When he drove truck, he was headquartered in Al Asad.  He was in Anbar when the heavy fighting was still going on and it was very dangerous to drive around.  He told me that for security reasons they would not stop when things fell off the trucks.  Sometimes they were just little things like pallets of water, but often the were higher value items such as building supplies.  Local Iraqis could make a good living scavenging.  It is a variation of that old “it fell off the back of a truck” saying.

Wayne moved to Kuwait from Al Asad because he was beguiled by the idea of getting back to “civilization”.  He regretted the move and missed the Marines at Al Asad.  He was less fond of the Kuwaitis. With the immense oil wealth, few of them actually do any useful work, at least not much of it.  They are also largely nocturnal.  This makes sense because of the heat during the day.  This package of traits formed the basis of Wayne’s grievances.  Muslims fast during Ramadan form sun up to sun down.  This is really no hardship for most Kuwaitis since they can sleep during the day and enjoy life al night.  But the law in Kuwait enforces Ramadan rules on non- Muslims too, so outsiders like Wayne, who work during the day, are the ones who pay the big price.

A couple of Bosnians actually gave me the ride to the airport.  Their outlook was similar to Wayne’s.  They had worked in Iraq and liked it better than working in Kuwait.  I guess I can understand.  As I am writing this from Athens, I am feeling a little anxious about not being at Al Asad.  It is a totally unexpected feeling.  You know what is what at Al Asad.  There are no real options.  You eat at the chow hall, go to work and sleep in your can.  Outside you have to plan a lot more AND things all cost money.   Don’t get me wrong, Athens is great so far and I will write about that too.  But I do have to acknowledge the anxiety that others have told me about and I never understood.
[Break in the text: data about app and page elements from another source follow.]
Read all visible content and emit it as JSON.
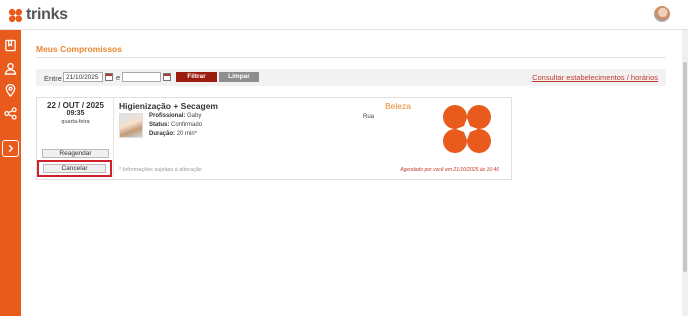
{
  "brand": {
    "name": "trinks",
    "accent": "#e85b1c"
  },
  "header": {
    "avatar_icon": "user-avatar"
  },
  "sidebar": {
    "items": [
      {
        "icon": "calendar-book-icon"
      },
      {
        "icon": "user-icon"
      },
      {
        "icon": "map-pin-icon"
      },
      {
        "icon": "share-icon"
      }
    ],
    "expand_icon": "chevron-right-icon"
  },
  "page": {
    "title": "Meus Compromissos"
  },
  "filter": {
    "between_label": "Entre",
    "start_date": "21/10/2025",
    "and_label": "e",
    "end_date": "",
    "filter_button": "Filtrar",
    "clear_button": "Limpar",
    "consult_link": "Consultar estabelecimentos / horários"
  },
  "appointment": {
    "date": "22 / OUT / 2025",
    "time": "09:35",
    "weekday": "quarta-feira",
    "reschedule_button": "Reagendar",
    "cancel_button": "Cancelar",
    "service": "Higienização + Secagem",
    "category": "Beleza",
    "professional_label": "Profissional:",
    "professional": "Gaby",
    "status_label": "Status:",
    "status": "Confirmado",
    "duration_label": "Duração:",
    "duration": "20 min*",
    "address": "Rua",
    "note": "* Informações sujeitas à alteração",
    "scheduled_info": "Agendado por você em 21/10/2025 às 16:46"
  },
  "colors": {
    "title_orange": "#e8862f",
    "filter_red": "#9b1b0e",
    "cancel_highlight": "#d0222b"
  }
}
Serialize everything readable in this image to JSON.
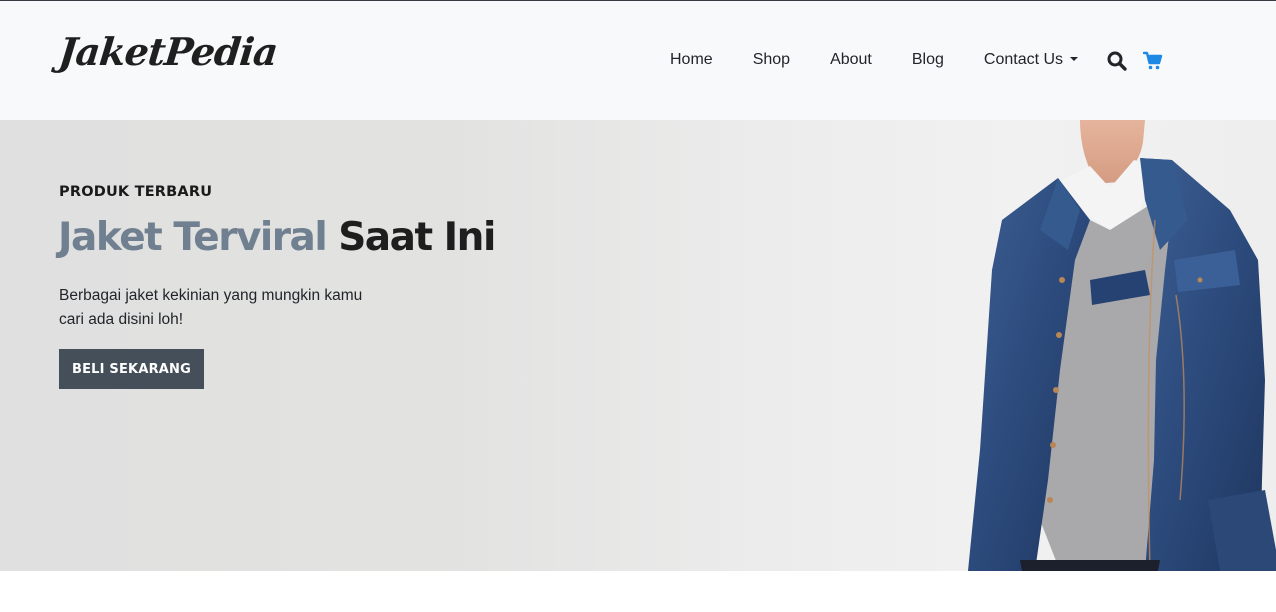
{
  "header": {
    "brand": "JaketPedia",
    "nav": [
      {
        "label": "Home"
      },
      {
        "label": "Shop"
      },
      {
        "label": "About"
      },
      {
        "label": "Blog"
      },
      {
        "label": "Contact Us"
      }
    ],
    "icons": {
      "search": "search-icon",
      "cart": "cart-icon"
    },
    "cart_color": "#1e88e5"
  },
  "hero": {
    "eyebrow": "PRODUK TERBARU",
    "headline_accent": "Jaket Terviral",
    "headline_rest": "Saat Ini",
    "description_line1": "Berbagai jaket kekinian yang mungkin kamu",
    "description_line2": "cari ada disini loh!",
    "button": "BELI SEKARANG",
    "accent_color": "#708090",
    "button_color": "#444f5a"
  }
}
I think it is harder for Wayne and the Bosnians.  From my short exposure, I think I would hate to live in Kuwait. On to a physical environment no better than Iraq’s is grafted a society that is simultaneously decadent and puritanical.  When I drove through the place at night, it looked like it had snowed.  A dust storm covered the ground and the trees.  In the light of the moon and the street lamps, it looked like snow, but snow is clean and new fallen snow is fresh. There is nothing pleasant about a layer of dust.


My flight to Athens was scheduled to leave at 0310.  In fact it left a bit later.  I got into Athens at around 0700 local time w/o having slept more than a couple minutes on the plane.  Athens is nicer, cleaner and greener than I imagined and the mountain relief is higher.  The mountains on the way from the airport are covered with pine.  I think it is a new forest, however.  Most of it looks young, less than 50 years old, although since I am unfamiliar with the local species and growing conditions I may be wrong.  My guess is that the trees are recently established and before that time goats and sheep prevented forest regeneration.  When you look at old pictures, you see that the hills of Greece were a lot more barren a in the past.  I was looking at some prints from the Ottoman times in the late 18th Century.  They usually feature shepherds with their flocks picturesquely denuding the landscape.

I was a lot less tired than I thought I would be, so I used the morning to scout out some of the places I might take Mariza and Espen.  It was good I did.  I followed a path that said “to Acropolis.”  It wound through closely packed houses and through what looked like people’s backyards.  After following the serpentine path up the hill, I ran into a fence.  This was probably a back way up to the summit.  It was an interesting walk.  A couple of steps behind me was a group of old ladies in comfortable shoes.  I had passed them on the way up and when I passed them on the way down, I told them about the fence.  They seemed less amused that I had been and grumbled loudly in their British accents about ancient civilization being unable to handle simple contemporary tasks.

This is a picture from the path and below is part of the path.  All in all, it was worth the trip.